1. Ultima 8 and Doom are very cool games that don't, however, seem to fulfill their potential.
2. Wouldn't it be a great idea to make a cross between these two games that would fulfill the potential of each and become greater than the sum of its parts in the process?
3. Yes it would.
4. So let's: a) borrow from Doom the highly-appealing braindead no-plot gameplay of kill a bunch of slightly different no-particular-reason-to-be-there monsters on a bunch of nonsensical maze-like no-particular-reason-to-be-there levels, for no particular reason;
b) borrow from Ultima 8 the isometric perspective where you can't see stuff if you drop it too close to a wall or a box;
c) drop all the shitty, unoriginal crap that kept people from fully enjoying the above two games, most particularly the jaw-dropping gorgeous state-of-the-art 3d graphics of Doom and the dark atmospheric background and sophisticated artistic world-creation of Ultima 8;
d) oh yeah, and since Origin forgot to copyright it, put Pyros from Pagan on the cover.
Voila, she is done! Two great games made to suck in one single package! Therefore, "dia-" (German for "two" or something) "-blo" (Old English for "not so good")!
(*plays the game non-stop for 3 days*)
*grunt* -no you dont- *grunt* *grunt* -not with these 40 health potions I have with me- *grunt* *grunt* *grunt* *SPLASH*
My finger hurts.
Walking around the village takes forever, the stupid legless kid only offers stuff that I either can't afford or don't need (and where does he get the stuff from ANYWAY), the barmaid is TOTALLY useless, the barrels blow up all the time, the controls aren't very responsive, the teleporting mages are annoying as HELL, the grunts sound like somebody's having sex next door and the graphics SUCK. The color palette is the same muddy Doom-ish brown-dull-green all over, and, stunningly, most of the time you can't actually tell where you are! Walls fade out on you, there's some sort of a fog all over the place and everything's drawn by a bunch of light-hating moles. And that's not to mention the fact that due to the perspective you can only see things 3 meters ahead of you, even if the "things" are a group of brightly glowing fireball-casting sorcerors.

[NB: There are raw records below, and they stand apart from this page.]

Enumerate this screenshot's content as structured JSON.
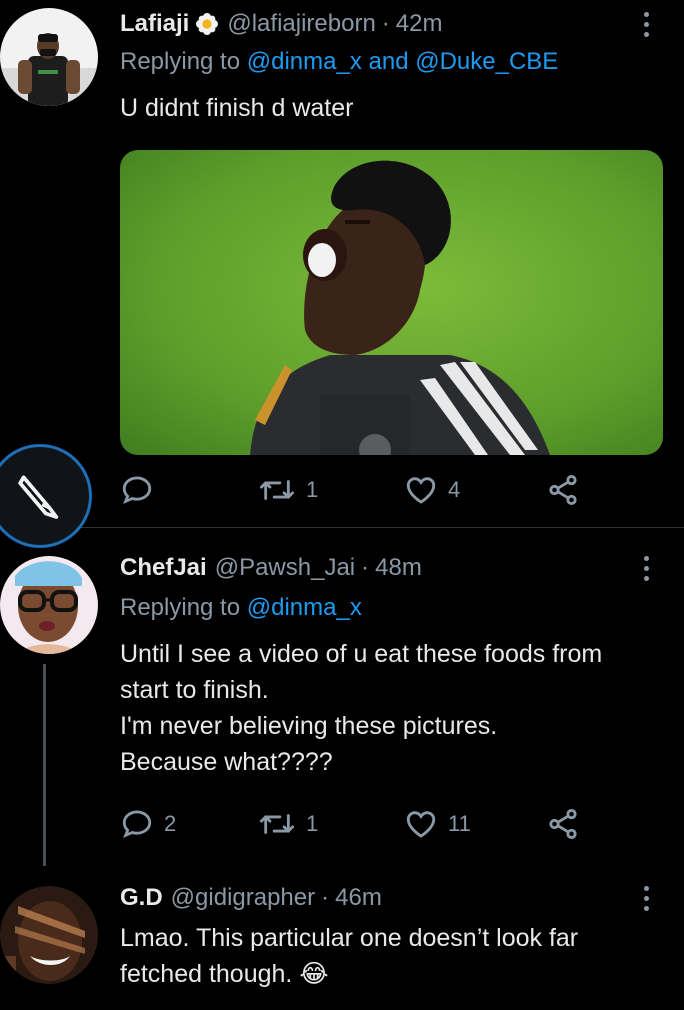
{
  "tweets": [
    {
      "name": "Lafiaji",
      "handle": "@lafiajireborn",
      "time": "42m",
      "replying_prefix": "Replying to ",
      "mention1": "@dinma_x",
      "joiner": " and ",
      "mention2": "@Duke_CBE",
      "text_lines": [
        "U didnt finish d water"
      ],
      "actions": {
        "reply": "",
        "retweet": "1",
        "like": "4"
      }
    },
    {
      "name": "ChefJai",
      "handle": "@Pawsh_Jai",
      "time": "48m",
      "replying_prefix": "Replying to ",
      "mention1": "@dinma_x",
      "text_lines": [
        "Until I see a video of u eat these foods from",
        "start to finish.",
        "I'm never believing these pictures.",
        "Because what????"
      ],
      "actions": {
        "reply": "2",
        "retweet": "1",
        "like": "11"
      }
    },
    {
      "name": "G.D",
      "handle": "@gidigrapher",
      "time": "46m",
      "text_lines": [
        "Lmao. This particular one doesn’t look far",
        "fetched though."
      ],
      "emoji": "😂"
    }
  ],
  "separator": "·",
  "icons": {
    "more": "more-vertical-icon",
    "reply": "reply-icon",
    "retweet": "retweet-icon",
    "like": "heart-icon",
    "share": "share-icon",
    "compose": "pencil-icon",
    "verified_flower": "flower-icon"
  },
  "colors": {
    "background": "#000000",
    "text": "#e7e9ea",
    "muted": "#8b98a5",
    "link": "#1d9bf0",
    "divider": "#2f3336",
    "fab_border": "#1d6fb8"
  }
}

The Bottom Line
No idea, fantastic implementation. The gameplay here is absolutely perfect! Thanks to the (brilliant) random generator, there is no "look I'm so smart" level design in the form of hidden rooms, switch puzzles, jumping puzzles, running puzzles, invisible sadistic bosses, fireball generators, scary monsters jumping out of the ground when you pick up your first health potion in years, mines, holes, kamikaze explosive-carrying rabbits, mazes, locked doors, keys, keyholes and the clicking sound you get when "the door is locked". And the wonderful (and to some perhaps surprising) thing is that even without all of these annoyances the gameplay never ceases to be challenging and totally involving, as the hunt for the better armour and weapons and the better stats is firmly grounded in excellently-calibrated experience point and gold gathering - rather than throwing at you monsters that are too hard to fight at your current level, the game arranges things thus that you actively seek out these monsters! Pussy careful micro-management cowards might as well look elsewhere in the Blizzard catalogue - this game is about throwing caution to the wind and going into hell and back in the form of a level where you have to fight and gulp down bottle after bottle of health potions to survive just for 15 seconds - but enough to gain the priceless experience points and maybe a 10 000-worth shield.

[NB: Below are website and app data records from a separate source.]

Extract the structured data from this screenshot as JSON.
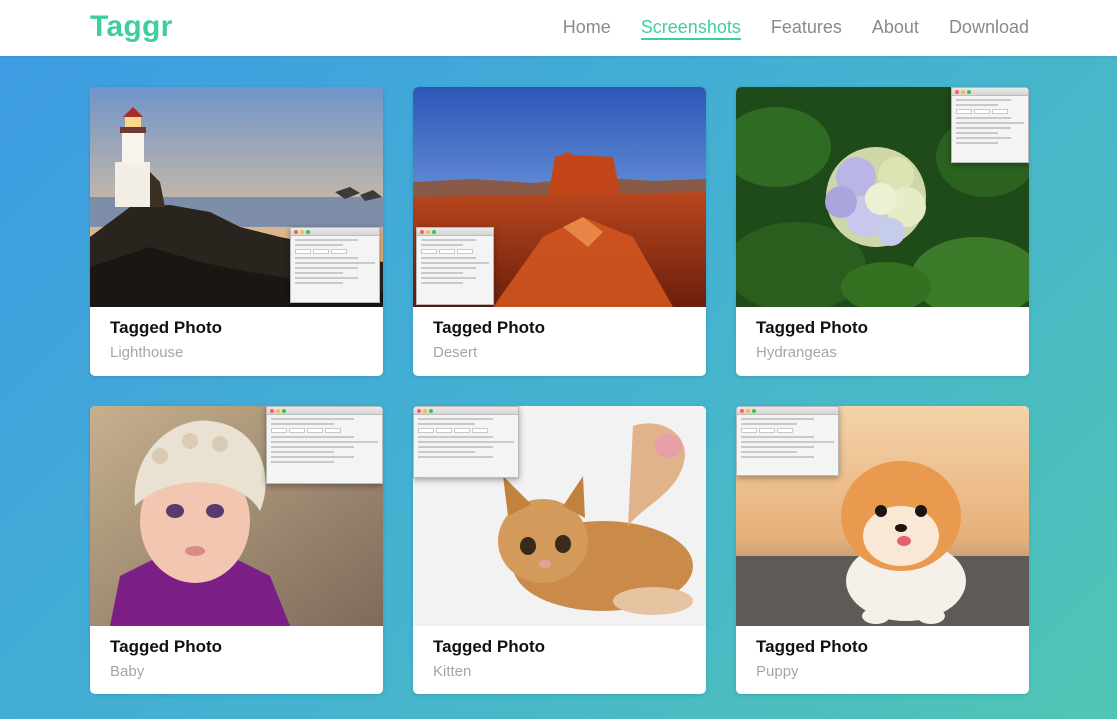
{
  "brand": "Taggr",
  "nav": [
    {
      "label": "Home",
      "active": false
    },
    {
      "label": "Screenshots",
      "active": true
    },
    {
      "label": "Features",
      "active": false
    },
    {
      "label": "About",
      "active": false
    },
    {
      "label": "Download",
      "active": false
    }
  ],
  "cards": [
    {
      "title": "Tagged Photo",
      "subtitle": "Lighthouse",
      "icon": "photo-thumbnail"
    },
    {
      "title": "Tagged Photo",
      "subtitle": "Desert",
      "icon": "photo-thumbnail"
    },
    {
      "title": "Tagged Photo",
      "subtitle": "Hydrangeas",
      "icon": "photo-thumbnail"
    },
    {
      "title": "Tagged Photo",
      "subtitle": "Baby",
      "icon": "photo-thumbnail"
    },
    {
      "title": "Tagged Photo",
      "subtitle": "Kitten",
      "icon": "photo-thumbnail"
    },
    {
      "title": "Tagged Photo",
      "subtitle": "Puppy",
      "icon": "photo-thumbnail"
    }
  ],
  "colors": {
    "accent": "#3fcf9a",
    "nav_text": "#8a8a8a",
    "subtitle": "#a6a6a6"
  }
}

The addictiveness of this game comes from the fact that it is one of those rare game where you have to show INITIATIVE - where you have to push your character to the limit not because the game makes you to, but - uhm, because the lonely wind is howling over the innumerable bloodied bones strewn throughout the now-empty hallways, and you have to go on. Ah, Diablo - poetry in full motion video.

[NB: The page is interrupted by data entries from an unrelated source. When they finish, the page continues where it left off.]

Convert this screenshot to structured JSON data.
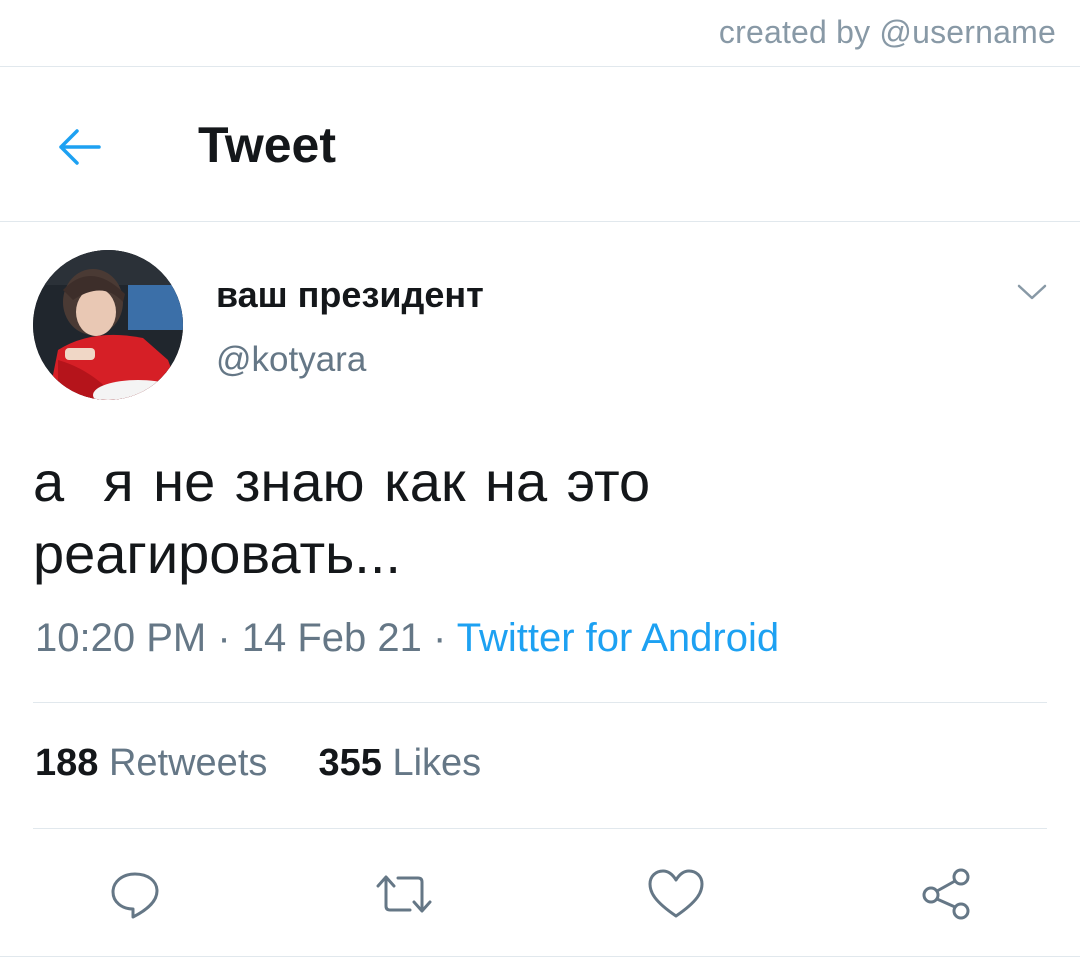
{
  "credit": "created by @username",
  "header": {
    "title": "Tweet",
    "back_icon": "arrow-left-icon",
    "accent": "#1da1f2"
  },
  "author": {
    "display_name": "ваш президент",
    "handle": "@kotyara",
    "menu_icon": "chevron-down-icon"
  },
  "tweet": {
    "text_line1": "а  я не знаю как на это",
    "text_line2": "реагировать...",
    "time": "10:20 PM",
    "date": "14 Feb 21",
    "separator": " · ",
    "source": "Twitter for Android"
  },
  "stats": {
    "retweets_count": "188",
    "retweets_label": "Retweets",
    "likes_count": "355",
    "likes_label": "Likes"
  },
  "actions": [
    "reply-icon",
    "retweet-icon",
    "like-icon",
    "share-icon"
  ],
  "colors": {
    "text": "#14171a",
    "secondary": "#657786",
    "icon": "#657786",
    "divider": "#e1e8ed"
  }
}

And not to make too fine a point of this, but I can't exactly say that the lack of a plotline, characters and a "moral" is a huge drawback. Because, well, most RPG plotlines, characters and morals suck. Diablo replaces them with something intangible, with a feeling in the air, with something critics can't readily put in the "pros" section as "movie-like", "complex" and "philosophical" - with a nothingness. Nada. No meaning, no guidance, no sense of accomplishment, no one to pour your soul out to except the man who sells the life-giving potions - nothing. Empty endless hallways, death, desolation, depression, a bunch of cowardly scared people on the surface who wouldn't raise a finger to help you unless you pour out the gold - and your only kicks are in the frantic, chaotic, strategy-less fighting, the knot in your stomach as the health-bar goes down and you know there's no way out, the screeches and the screams, the killing. Because there's nothing else there.